Richard I., Lion-heart A.D. 1189—1199.
Richard was greatly grieved at his father’s death, and when he came and looked at the dead body, in Fontevraud Abbey Church, he cried out, “Alas! it was I who killed him!” But it was too late now: he could not make up for what he had done, and he had to think about the Crusade he had promised to make. Richard was so brave and strong that he was called Lion-heart; he was very noble and good in some ways, but his fierce, passionate temper did him a great deal of harm. He, and King Philip of France, and several other great princes, all met in the island of Sicily in the Mediterranean Sea, and thence sailed for the Holy Land. The lady whom Richard was to marry came to meet him in Sicily. Her name was Berengaria; but, as it was Lent, he did not marry her then. She went on to the Holy Land in a ship with his sister Joan, and tried to land in the island of Cypress; but the people were inhospitable, and would not let them come. So Richard, in his great anger, conquered the isle, and was married to Berengaria there.

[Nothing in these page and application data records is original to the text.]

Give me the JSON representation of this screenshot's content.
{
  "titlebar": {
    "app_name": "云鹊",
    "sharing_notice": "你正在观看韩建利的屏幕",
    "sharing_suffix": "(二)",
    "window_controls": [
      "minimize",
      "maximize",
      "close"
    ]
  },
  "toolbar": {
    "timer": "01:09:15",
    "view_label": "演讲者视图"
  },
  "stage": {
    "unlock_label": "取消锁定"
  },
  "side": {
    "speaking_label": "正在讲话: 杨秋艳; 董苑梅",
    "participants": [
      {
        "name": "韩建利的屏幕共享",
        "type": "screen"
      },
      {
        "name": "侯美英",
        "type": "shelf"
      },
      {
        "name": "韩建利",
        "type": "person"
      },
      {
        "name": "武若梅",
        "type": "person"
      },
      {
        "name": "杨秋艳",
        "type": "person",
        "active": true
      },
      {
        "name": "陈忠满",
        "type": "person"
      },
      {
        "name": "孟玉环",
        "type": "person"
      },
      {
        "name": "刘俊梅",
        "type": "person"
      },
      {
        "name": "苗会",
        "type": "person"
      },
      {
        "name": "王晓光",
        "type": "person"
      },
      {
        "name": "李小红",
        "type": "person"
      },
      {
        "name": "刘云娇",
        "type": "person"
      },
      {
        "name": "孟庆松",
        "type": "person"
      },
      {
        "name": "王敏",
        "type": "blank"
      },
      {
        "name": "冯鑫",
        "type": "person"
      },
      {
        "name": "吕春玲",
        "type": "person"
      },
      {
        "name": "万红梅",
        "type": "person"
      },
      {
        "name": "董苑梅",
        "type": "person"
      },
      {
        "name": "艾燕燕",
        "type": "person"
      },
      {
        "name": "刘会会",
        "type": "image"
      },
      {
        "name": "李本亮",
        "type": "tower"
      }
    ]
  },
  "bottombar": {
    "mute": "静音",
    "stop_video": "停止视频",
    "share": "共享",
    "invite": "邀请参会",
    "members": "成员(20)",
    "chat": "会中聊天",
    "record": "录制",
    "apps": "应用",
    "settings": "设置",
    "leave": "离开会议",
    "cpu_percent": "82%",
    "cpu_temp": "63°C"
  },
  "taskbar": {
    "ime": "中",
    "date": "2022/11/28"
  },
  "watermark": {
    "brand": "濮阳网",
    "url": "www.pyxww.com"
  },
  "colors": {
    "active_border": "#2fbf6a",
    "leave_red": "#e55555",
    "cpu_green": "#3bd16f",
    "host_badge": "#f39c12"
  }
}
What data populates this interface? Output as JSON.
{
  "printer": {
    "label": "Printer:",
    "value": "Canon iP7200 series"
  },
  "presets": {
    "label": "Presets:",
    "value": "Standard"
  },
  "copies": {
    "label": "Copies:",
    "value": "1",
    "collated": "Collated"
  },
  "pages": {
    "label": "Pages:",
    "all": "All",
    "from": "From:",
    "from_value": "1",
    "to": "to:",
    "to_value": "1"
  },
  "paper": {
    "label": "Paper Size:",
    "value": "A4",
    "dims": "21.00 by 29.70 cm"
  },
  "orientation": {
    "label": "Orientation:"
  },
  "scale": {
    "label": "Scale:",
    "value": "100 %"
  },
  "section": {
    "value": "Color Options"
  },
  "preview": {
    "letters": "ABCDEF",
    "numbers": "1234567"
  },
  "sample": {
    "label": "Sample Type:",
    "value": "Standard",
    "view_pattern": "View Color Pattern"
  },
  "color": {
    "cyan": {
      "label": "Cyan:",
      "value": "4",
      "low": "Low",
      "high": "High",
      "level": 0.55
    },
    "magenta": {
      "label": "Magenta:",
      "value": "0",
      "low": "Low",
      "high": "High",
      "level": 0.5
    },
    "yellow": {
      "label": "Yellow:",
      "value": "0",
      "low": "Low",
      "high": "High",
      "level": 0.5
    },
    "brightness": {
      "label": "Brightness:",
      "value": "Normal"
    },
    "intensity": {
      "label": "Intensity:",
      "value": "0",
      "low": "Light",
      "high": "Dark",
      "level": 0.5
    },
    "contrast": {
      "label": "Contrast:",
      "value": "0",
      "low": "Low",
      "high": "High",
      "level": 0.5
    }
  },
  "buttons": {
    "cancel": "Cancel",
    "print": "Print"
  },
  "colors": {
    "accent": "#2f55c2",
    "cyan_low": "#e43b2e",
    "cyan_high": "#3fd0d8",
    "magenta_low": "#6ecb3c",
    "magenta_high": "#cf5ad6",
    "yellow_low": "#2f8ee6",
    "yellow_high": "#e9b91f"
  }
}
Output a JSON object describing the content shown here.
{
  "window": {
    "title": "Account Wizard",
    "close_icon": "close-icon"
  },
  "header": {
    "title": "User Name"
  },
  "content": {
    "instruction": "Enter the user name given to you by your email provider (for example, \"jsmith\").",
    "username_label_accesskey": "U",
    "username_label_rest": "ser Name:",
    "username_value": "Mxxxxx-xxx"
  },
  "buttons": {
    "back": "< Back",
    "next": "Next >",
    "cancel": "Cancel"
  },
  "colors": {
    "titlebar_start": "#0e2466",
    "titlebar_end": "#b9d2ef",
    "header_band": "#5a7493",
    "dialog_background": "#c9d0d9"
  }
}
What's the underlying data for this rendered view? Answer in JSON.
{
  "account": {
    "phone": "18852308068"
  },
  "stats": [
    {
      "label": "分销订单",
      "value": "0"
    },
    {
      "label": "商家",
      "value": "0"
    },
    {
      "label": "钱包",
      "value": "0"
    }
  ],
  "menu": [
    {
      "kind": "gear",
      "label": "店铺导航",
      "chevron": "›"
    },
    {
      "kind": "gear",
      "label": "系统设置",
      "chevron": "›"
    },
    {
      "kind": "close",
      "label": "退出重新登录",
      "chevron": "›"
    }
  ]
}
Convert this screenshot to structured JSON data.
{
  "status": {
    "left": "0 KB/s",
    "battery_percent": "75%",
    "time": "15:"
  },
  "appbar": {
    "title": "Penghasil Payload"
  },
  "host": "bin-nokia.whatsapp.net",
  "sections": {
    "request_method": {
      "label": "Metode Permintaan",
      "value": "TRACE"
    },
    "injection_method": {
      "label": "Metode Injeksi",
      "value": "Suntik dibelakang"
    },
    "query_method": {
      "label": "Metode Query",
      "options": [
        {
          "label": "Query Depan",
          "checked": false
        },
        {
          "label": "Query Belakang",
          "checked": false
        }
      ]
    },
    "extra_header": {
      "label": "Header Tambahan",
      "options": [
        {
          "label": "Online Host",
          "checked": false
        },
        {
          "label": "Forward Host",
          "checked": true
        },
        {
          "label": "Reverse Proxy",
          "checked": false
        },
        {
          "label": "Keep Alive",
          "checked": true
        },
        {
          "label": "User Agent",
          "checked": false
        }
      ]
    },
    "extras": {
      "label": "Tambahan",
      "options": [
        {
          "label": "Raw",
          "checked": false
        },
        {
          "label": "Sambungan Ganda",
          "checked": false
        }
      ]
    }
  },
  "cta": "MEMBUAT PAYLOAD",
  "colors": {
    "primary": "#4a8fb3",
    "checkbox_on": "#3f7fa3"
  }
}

The Mahommedans who held Palestine at that time were called Saracens, and had a very brave prince at their head named Saladin, which means Splendor of Religion. He was very good, just, upright, and truth-telling, and his Saracens fought so well, that the Crusaders would hardly have won a bit of ground if the Lion-heart had not been so brave. At last, they did take one city on the coast named Acre; and one of the princes, Leopold, Duke of Austria, set up his banner on the walls. Richard did not think it ought to be there: he pulled it up and threw it down into the ditch, asking the duke how he durst take the honors of a king. Leopold was sullen, and brooded over the insult, and King Philip thought Richard so overbearing, that he could not bear to be in the army with him any longer. In truth, though Philip had pretended